If the money you received are taxable or not depends on the reason for such payment.

If that is a payment for services you provided - the income is your self-employment income and should be reported on the schedule C.

You also will be able to deduct all qualified business expenses related to that activity.

Your net business income will be subject of both - 15.3% self-employment tax and income tax (the tax rate depends on your total income , filing status, deduction, etc). The net business income will also be a subject of Michigan state income tax (assuming you are a resident of this state)


If someone sends you the money that you need to pay back - that is not a payment for services and it is a loan to you. That amount is not your taxable income and doesn't need to be reported.


Let me know if you need any help with reporting.


Customer: replied 7 years ago.
The money to be received is a gift for transferring the funds for him. I did not perform any other service in order to obtain this money.
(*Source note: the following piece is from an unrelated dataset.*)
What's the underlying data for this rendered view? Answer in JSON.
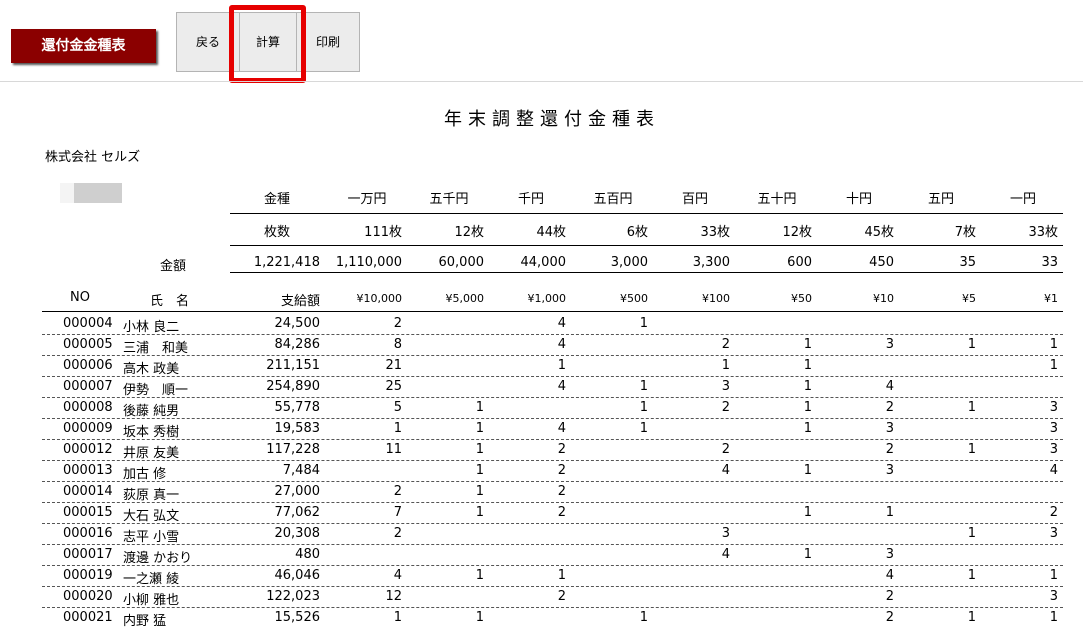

I will be paying for transferring the funds and would take my costs from the portion he wishes to give me for doing the favor. Am I liable for taxes in that case? Do I need to be reported for accepting this money? What happens to me if I don't report the gift income?
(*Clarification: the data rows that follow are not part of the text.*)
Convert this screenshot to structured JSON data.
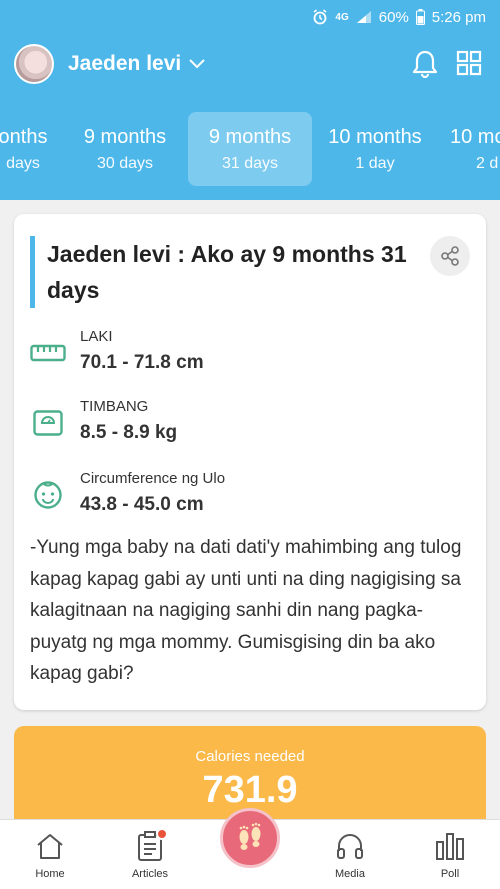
{
  "status_bar": {
    "network": "4G",
    "battery": "60%",
    "time": "5:26 pm"
  },
  "header": {
    "username": "Jaeden levi"
  },
  "tabs": [
    {
      "title": "onths",
      "sub": "days"
    },
    {
      "title": "9 months",
      "sub": "30 days"
    },
    {
      "title": "9 months",
      "sub": "31 days"
    },
    {
      "title": "10 months",
      "sub": "1 day"
    },
    {
      "title": "10 mo",
      "sub": "2 d"
    }
  ],
  "card": {
    "title": "Jaeden levi : Ako ay 9 months 31 days",
    "metrics": [
      {
        "label": "LAKI",
        "value": "70.1 - 71.8 cm"
      },
      {
        "label": "TIMBANG",
        "value": "8.5 - 8.9 kg"
      },
      {
        "label": "Circumference ng Ulo",
        "value": "43.8 - 45.0 cm"
      }
    ],
    "description": "-Yung mga baby na dati dati'y mahimbing ang tulog kapag kapag gabi ay unti unti na ding nagigising sa kalagitnaan na nagiging sanhi din nang pagka-puyatg ng mga mommy. Gumisgising din ba ako kapag gabi?"
  },
  "calories": {
    "label": "Calories needed",
    "value": "731.9"
  },
  "bottom_nav": [
    {
      "label": "Home"
    },
    {
      "label": "Articles"
    },
    {
      "label": ""
    },
    {
      "label": "Media"
    },
    {
      "label": "Poll"
    }
  ],
  "colors": {
    "primary": "#4db7ea",
    "metric_icon": "#4caf8c",
    "calorie_bg": "#fbb94a",
    "center_button": "#e86a7a",
    "badge": "#e8533a"
  }
}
I am not clear on the transaction you described - can you provide a little more information?

Why that person need you to transfer the money? why he can't do that on your own?

Do you know that person?

How will you transfer the money? As bank transfer?

Who originally pays the money? and what is the reason of such payment/ selling goods? providing services?

Who provides services or selling goods?

If you receive a compensation for something you are doing - that is not a gift - even someone calls it a gift - but a compensation - I what to be clear on that.

Customer: replied 7 years ago.
I have not met this person, or talked with this person. He is a friend of my fiance's. I have been asked to do this for him. He wants to invest his money in the US. He has his own reasons for asking me to do it for him. I am not privy to his reasons. It is a bank transfer in my name. This man has already deposited this money into my account in Spain. Now, I am paying for the transfer, but before I did, I wanted to make sure I was not getting into a problem for doing it. He has offered to pay me for doing this for him and to pay me back for my costs incured.

I was afraid that you might involved into a scam - when the person provides you with the check which you deposits into your account and part of that amount return to the sender via Western union or any other way. A week later your bank informs you that the check was a fake and you are short on the amount returned to the sender.


However - if you know the sender - that most likely not your situation.


You are correct - you will be responsible to report as a taxable income only the amount you earned. So from tax prospective - I do not see any issues.

However - all these transactions do not look clear - and because you are involved - you might want to know more details to avoid any criminal activities.

You might be not privy to his reasons as long as you are not involved, but since you are getting involved - you might want to have more information.


As you have a bank account abroad - please also be aware of reporting requirements.


You may be required to report on the Schedule B part III that you have accounts in the foreign country if the combined value of the accounts was $10,000 or less during the whole year. See details in the instructions to that form on the page B-2

There is no tax associated with this reporting - this is for informational purposes only.


The form TD F 90-22.1- that is referenced on the schedule B should be filled if you have financial interest in or signature authority, or other authority over any financial accounts, including bank, securities, or other types of financial accounts in a foreign country, if the aggregate value of these financial accounts exceeds $10,000 at any time during the calendar year. This reporting doesn't constitute tax liability.

The Form 90-22.1 is due June 30th of each year to report foreign bank accounts owned in the previous year.


Let me know if you need any help.

Lev and 2 other Tax Specialists are ready to help you